St Bride’s Church was designed by Sir Christopher Wren in 1672 in Fleet Street in the City of London.
Activity at the site dates from the Roman period, evident by a Roman mosaic located within the church Crypts.
Worship is believed to date from the Middle Saxons in the 7th century and remained constant through to present day.
Like many sites across London, St Brides was destroyed in the Great Fire. The old church was replaced by an entirely new building designed by Sir Christopher Wren, one of his largest and most expensive works, taking seven years to build.
The church was gutted by fire-bombs dropped by the Luftwaffe during the London Blitz of the Second World War, on the night of 29 December 1940, dubbed the Second Great Fire of London due to the enormous amount of damage caused.

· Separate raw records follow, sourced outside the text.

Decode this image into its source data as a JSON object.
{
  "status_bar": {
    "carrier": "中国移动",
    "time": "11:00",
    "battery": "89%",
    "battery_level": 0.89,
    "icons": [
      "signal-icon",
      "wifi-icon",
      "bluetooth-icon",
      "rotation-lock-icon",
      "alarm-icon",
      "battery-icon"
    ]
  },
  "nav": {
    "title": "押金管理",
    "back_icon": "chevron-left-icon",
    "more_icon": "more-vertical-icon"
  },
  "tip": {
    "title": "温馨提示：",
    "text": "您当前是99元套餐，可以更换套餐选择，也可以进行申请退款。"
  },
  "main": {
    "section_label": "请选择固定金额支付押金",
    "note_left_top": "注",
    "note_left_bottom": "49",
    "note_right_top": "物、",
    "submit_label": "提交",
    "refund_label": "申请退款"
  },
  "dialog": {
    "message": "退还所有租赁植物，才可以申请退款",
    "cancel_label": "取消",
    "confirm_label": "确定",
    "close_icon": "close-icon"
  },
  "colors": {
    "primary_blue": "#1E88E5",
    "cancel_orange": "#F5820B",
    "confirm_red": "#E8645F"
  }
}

One fortunate and unintended consequence of the bombing was the excavation of the church’s original 6th century Saxon foundations. Today the crypt, known as the Museum of Fleet Street, is open to the public and contains a number of ancient relics including Roman coins and medieval stained glass.